Video interviewing is evolving rapidly, and, in this article, I share what you need to know in regard to this rapidly changing technology and the steps you can take to prepare, and stage manage every facet of an video interview, to give you the best possible chance of success.
Types of Video Interviewing
Most people equate video interviews, with a live video, namely a two-way electronic communication that allows 2 or more people in different geographic locations to engage in face-to-face visual and audio exchange. This type of interview is useful if distance is a barrier, or for first-round interviews.
On Demand Video Interviews
There are multiple on-demand video interview platforms available and used by recruiters and employers. On demand video interviews, ask pre-set questions, which you answer in your own time and the video is recorded and then scanned by recruiters or employers at a later date.
On Demand Video Interviews, with no Humans Involved
More recently (the last few years), the data (video) recorded is analysed by proprietary machine learning algorithms. Without a person actually reviewing your interview, they collect data points on verbal responses, intonation and non-verbal communication, to predict how you are going to perform in the future and whether you are a cultural fit. That is right, a robot, not a human, is making an assessment on you, based on the sounds and movements you make in a video.
The trend toward video interviews is growing and becoming increasingly the norm. I don’t believe it is a good trend and it will be a sad day when recruitment boils down to technology only solutions to determine shorts lists and hiring processes. However, the future is already here, so in this article, I’m not going to share a long list of why I think this technology is a move in the wrong direction, but share some strategies, so you nail the video interview.
Before any interview, it is best to undergo a technical check, so there are no major technical issues. Our checklist:
- Check your camera angle and make sure it is set at eye level, angled slightly downward. Most people, even the most gorgeous amongst us, tend to look horrible when a camera is shooting them from below.
- It is best not to use a phone camera and both iPads and Android tablets have downsides, so stick with your desktop, laptop, PC or Mac. This allows for higher image quality. If serious, you can invest in a webcam.
- Check your microphone and use either the built-in-microphone or use a headset. So long as you are clear and you minimise background and ambient noise, you will be fine.
- Make sure the background is neutral and avoid anything blatantly distracting or domestic (e.g., a background shot of your kitchen).
- Lighting is very important, so make sure you are in place that has ample of natural light or use artificial lights such as lamps. Simply place a desk lamp on both sides of your desk, ideally at the height of the webcam, or slightly higher. If serious, or a professional photographer, you can use clamp lights, or soft box lights. Experiment, but make sure your lighting is good, as it can make an enormous amount of difference.

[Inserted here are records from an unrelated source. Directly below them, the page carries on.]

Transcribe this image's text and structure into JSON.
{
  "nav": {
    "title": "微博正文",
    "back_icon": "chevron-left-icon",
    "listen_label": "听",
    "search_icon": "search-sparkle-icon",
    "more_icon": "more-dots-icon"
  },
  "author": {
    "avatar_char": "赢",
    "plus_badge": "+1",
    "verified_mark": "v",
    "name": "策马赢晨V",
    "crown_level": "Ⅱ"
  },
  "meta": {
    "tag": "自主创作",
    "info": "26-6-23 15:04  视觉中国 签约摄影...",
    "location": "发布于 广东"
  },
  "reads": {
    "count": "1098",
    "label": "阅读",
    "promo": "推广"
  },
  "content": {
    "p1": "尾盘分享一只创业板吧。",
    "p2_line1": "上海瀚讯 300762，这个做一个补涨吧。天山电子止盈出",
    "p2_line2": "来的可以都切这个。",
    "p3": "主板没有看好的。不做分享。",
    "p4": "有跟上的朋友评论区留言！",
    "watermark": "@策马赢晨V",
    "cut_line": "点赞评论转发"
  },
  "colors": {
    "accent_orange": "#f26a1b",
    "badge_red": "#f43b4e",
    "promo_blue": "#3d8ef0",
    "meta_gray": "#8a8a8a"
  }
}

- Close all other applications from your computer, as you could kill your video quality.
- Make sure your connection is perfect. Unless you have great Wi-Fi (you are a couple of feet away from the router), you might find being connected physically to the router by a network cable, the better option. You need to have a fast connection speed.
- The last one is not technical, but still essential. When undergoing a video interview, keep other adults, children, and pets away. These distractions will diminish your creditability.
You need to avoid contrast issues that you have online, so you need to pick your colours carefully. You can’t go wrong with solid colours that are not too dark (that is black), or too light, (such as white, or yellow). Plus avoid busy patterns.
If you are a woman, I recommend makeup and if a man and you are naturally shiny, a little makeup will help too (you will just need some powder in the right colour).
Apart from colour selection, research the company culture and try to match your outfit with the office dress code.
Leading up to any video interview it is important that you practice. You could arrange a test interview with a friend, via Zoom, which is also a good opportunity to test to see how you come across, plus review any technical issues, such as sound quality and lighting.
Facial Expressions, Speaking & Posture
You need to see the video interview in the same way as actors audition for a part. Our recommendations:
- Try to speak normally, but not too fast.
- Make sure you look directly at the camera, as often as possible when speaking, as eye contact can be a big indicator of confidence. However, avoid staring and rolling your eyes.
- Don’t forget to smile. Even newsreaders smile and there is reason for that, it makes you more human and engaging and at the end of the day, they want to hire a human being.
- Good posture is essential. Avoid leaning back, crossing your arms, as this can come across as you either being not interested, or arrogant.
- Avoid distracting hand gestures, or fidgeting, such as playing with your hands or hair. However, avoid looking like a robot, movement is normal and on camera, most gestures (unless repetitive and overly dramatic) are barely noticed. Next time you watch a camera crew, or TV presenter, notice how they use gestures.
With the increasing movement to video interviews, rather than face-to-face interviews, those that perform well in front of a camera will fare better in the future. So, find your inner online persona and nail those video interviews.